After making her profession on 8 Sept. 1884 in Peekskill, Hannah founded the Sisterhood of St John the Divine in Toronto, taking up residence there at Bishop Strachan School, where her sister Rose Jane Elizabeth* was principal. In December, Hannah and Aimée Hare occupied a converted house on Robinson Street, in a receptive parish known for its high-church traditions, and began work: meals for the poor, a dispensary, Bible classes, visitations, the provision of clothing, and sewing for churches. Reaction to a Protestant sisterhood was mixed. Despite the support of Bishop Arthur Sweatman* and even the Orange order, some Anglicans found the sisters’ black habits and religious practices too Catholic.
In the spring of 1885, during the North-West rebellion [see Darby Bergin*], Sweatman telegraphed Major-General John Wimburn Laurie to ask if volunteer nurses could serve. As a result of Laurie’s response, requesting trained nurses under one head, the diocese directed the Reverend John Langtry to approach the Sisterhood of St John. Leaving three sisters in Toronto, Hannah, a novice (Aimée Hare), and two postulants joined three lay nurses in staffing a field hospital in Moose Jaw (Sask.), where, aided by Dr William Canniff*, they tended the wounded from Batoche and Fish Creek. For her work, Hannah received a service medal from the government.
Following their return in July, the sisters quickly set up St John’s House on Euclid Avenue, the first surgical hospital for women in Toronto, and secured a staff of doctors.

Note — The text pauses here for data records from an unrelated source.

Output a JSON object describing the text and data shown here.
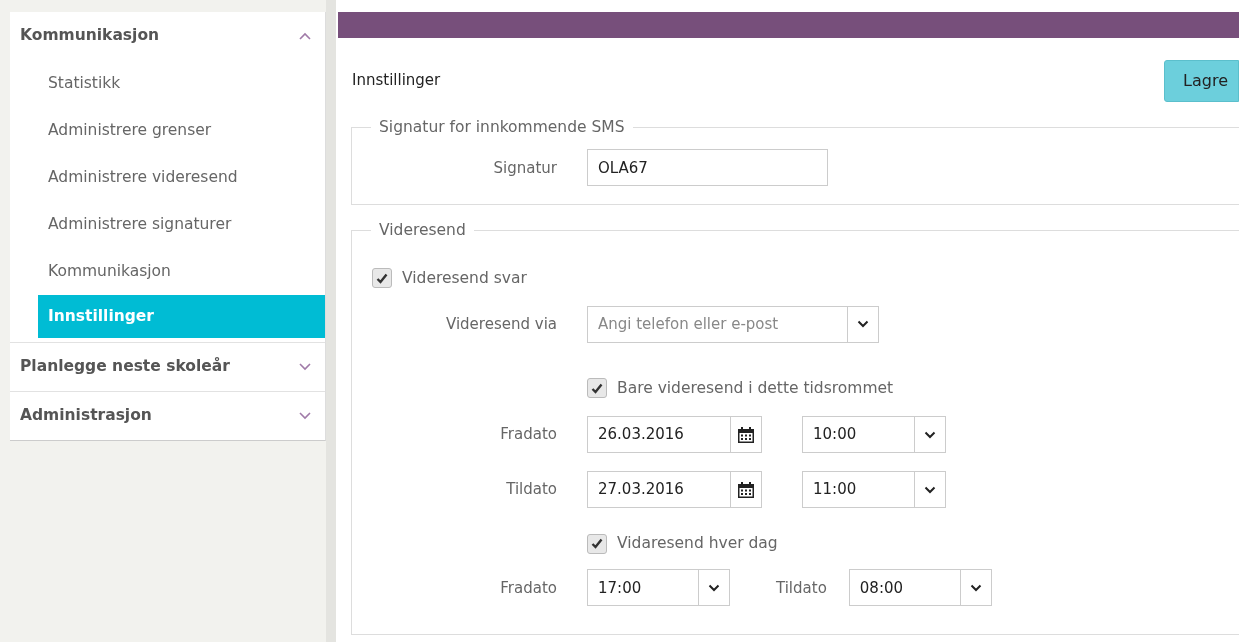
{
  "sidebar": {
    "groups": [
      {
        "label": "Kommunikasjon",
        "expanded": true,
        "children": [
          {
            "label": "Statistikk",
            "selected": false
          },
          {
            "label": "Administrere grenser",
            "selected": false
          },
          {
            "label": "Administrere videresend",
            "selected": false
          },
          {
            "label": "Administrere signaturer",
            "selected": false
          },
          {
            "label": "Kommunikasjon",
            "selected": false
          },
          {
            "label": "Innstillinger",
            "selected": true
          }
        ]
      },
      {
        "label": "Planlegge neste skoleår",
        "expanded": false
      },
      {
        "label": "Administrasjon",
        "expanded": false
      }
    ]
  },
  "header": {
    "title": "Innstillinger",
    "save_button": "Lagre"
  },
  "signature_section": {
    "legend": "Signatur for innkommende SMS",
    "label": "Signatur",
    "value": "OLA67"
  },
  "forward_section": {
    "legend": "Videresend",
    "forward_replies": {
      "label": "Videresend svar",
      "checked": true
    },
    "forward_via": {
      "label": "Videresend via",
      "placeholder": "Angi telefon eller e-post"
    },
    "period_only": {
      "label": "Bare videresend i dette tidsrommet",
      "checked": true
    },
    "from_date": {
      "label": "Fradato",
      "date": "26.03.2016",
      "time": "10:00"
    },
    "to_date": {
      "label": "Tildato",
      "date": "27.03.2016",
      "time": "11:00"
    },
    "daily": {
      "label": "Vidaresend hver dag",
      "checked": true
    },
    "daily_from": {
      "label": "Fradato",
      "time": "17:00"
    },
    "daily_to": {
      "label": "Tildato",
      "time": "08:00"
    }
  }
}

Over the next few years they progressed in several directions: a home for the aged (1886), an enlarged hospital and convent on Major Street (1888–89), incorporation of the order (with five sisters, 1889), a mission in Seaton Village north of Bloor Street (1890), and a system of lay associates and responsibility for Bishop Bethune College in Oshawa (1893). Though three British sisterhoods within the Church of England had established branches in Canada by 1900, the Sisters of St John remained the only Canadian order.
From the outset Hannah was insistent that they were never to beg for support, a condition that necessitated strong lay backing and periodic appeals. During her time as superior, the order was never large; the scope of their work often seemed to exceed their numbers. One result was the development of an extremely close religious community. Hannah was a pillar of strength who, though outwardly reserved, corresponded affectionately with sisters and novices when they were away. A shrewd financial administrator prone to overwork, she was compelled to take recuperative trips in 1889, 1894–95, and 1903. One of her last achievements was the opening in 1915 of a mission in the new east-end parish of All Hallows, where people were so well off, the sister-in-charge reported, “that we have to work persistently and patiently to get them to attend Church.”
In June 1916 Hannah, at age 78, resigned as superior and was succeeded by her niece Dora Lilias Grier. She died in 1921 and was buried in St James’ Cemetery. Today the sisterhood is best known for its rehabilitation hospital and retreat centres.
Toronto Daily Star, 10 Feb. 1921. P. F. Anson, The call of the cloister: religious communities and kindred bodies in the Anglican communion (London, 1958). A memoir of the life and work of Hannah Grier Coome, mother-foundress of the Sisterhood of St. John the Divine, Toronto, Canada (London, 1933). Religious communities in the American Episcopal Church and in the Anglican Church of Canada (rev. ed., New York, 1956; copy in the contributor’s possession). The Sisterhood of Saint John the Divine, 1884–1984 (4th revision, Willowdale [Toronto], 1984).